It seems that soccer is a worldwide phenomenon everywhere except in the US, which begs the question: “Why isn’t a nation full of outstanding athletes and most developed show business more interested in a sport that generates that much interest across the globe?”
To get to the bottom of this issue, we’ve explained a couple of main differences between soccer in Europe and in the US.
All the major professional leagues in Europe, including the English Premier League, La Liga in Spain, the Italian Serie A, and the Bundesliga in Germany, are typically being played from August until the end of May. On the other hand, in the US, MLS (Major League Soccer) begins in March and ends somewhere in mid-November.
In the US, the champion is determined through playoffs, whereas in Europe, the champion of the league is the team that amassed the biggest number of points. Soccer teams in Europe that perform poorly during the regular season are downgraded to lower divisions, whilst top teams advance to the higher ones.
The owners of soccer teams in Europe are filthy rich, and they spend a significant amount of money to improve the quality of both their teams and the game presented on the pitch. Tycoons, like Roman Abramovich of Chelsea who is an oil magnate, regularly bring the world’s best players to their teams. In the US, Major League Teams operate within a so-called “single-entity structure”, which basically means that they share revenues. Although US teams also have owners, the players sign their contracts with the league, rather than with the club itself.
The soccer playing styles vary significantly across Europe. Teams in the UK, Eastern, and Northern Europe play the long ball style where wings bring the ball down the flanks and drive it in the air so that tall attackers can head it into the goal. Teams in Italy and Spain play faster-paced soccer where smaller agile players connect strings of short passes to create a shot on goal from close range. The United States nurtures a hybrid form of soccer, emphasizing possession and conditioning.

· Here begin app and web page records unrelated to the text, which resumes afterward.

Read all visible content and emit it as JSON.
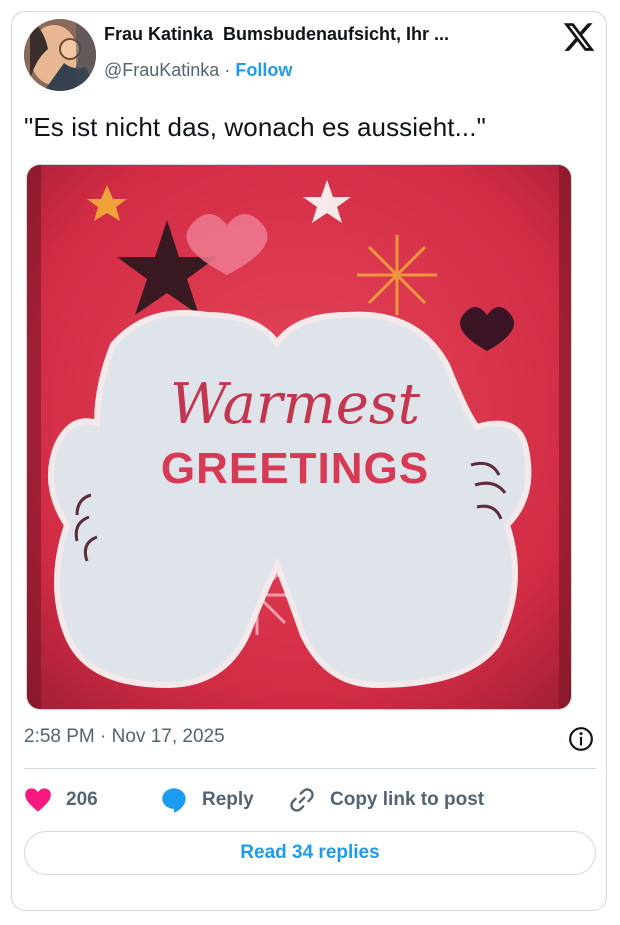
{
  "author": {
    "name": "Frau Katinka 󠀠 Bumsbudenaufsicht, Ihr ...",
    "handle": "@FrauKatinka",
    "separator": "·",
    "follow_label": "Follow"
  },
  "tweet": {
    "text": "\"Es ist nicht das, wonach es aussieht...\"",
    "image_text": {
      "script_word": "Warmest",
      "block_word": "GREETINGS"
    },
    "timestamp": "2:58 PM · Nov 17, 2025"
  },
  "actions": {
    "like_count": "206",
    "reply_label": "Reply",
    "copy_label": "Copy link to post"
  },
  "read_replies_label": "Read 34 replies",
  "colors": {
    "accent": "#1d9bf0",
    "like": "#f91880",
    "muted_text": "#536471",
    "border": "#cfd9de",
    "image_red": "#d8334a"
  },
  "icons": [
    "x-logo-icon",
    "info-icon",
    "heart-icon",
    "reply-bubble-icon",
    "link-icon"
  ]
}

Teams in the Major League Soccer relly on finding college standouts so they can prepare them for the professional ranks. On the other hand, European clubs have scouts who observe, sign and develop kids at ages 10–14. Young soccer players in Europe have the privilege to train in lavish club facilities where they are provided with the top staff to advise on skills, tactics, strength training, and psychology.
Soccer is more than just a game in Europe; it’s a lifestyle and a part of the culture. Soccer fans in Europe display unmatched loyalty towards either their local teams or national giants such as Real Madrid, Juventus, or Manchester United. On the other hand, soccer falls behind the sports such as basketball, football, or baseball in terms of television ratings and attendance. Despite that, it is played by more people (24 million) in the US than in the leading European soccer countries like Germany, Italy, France, England, and Spain.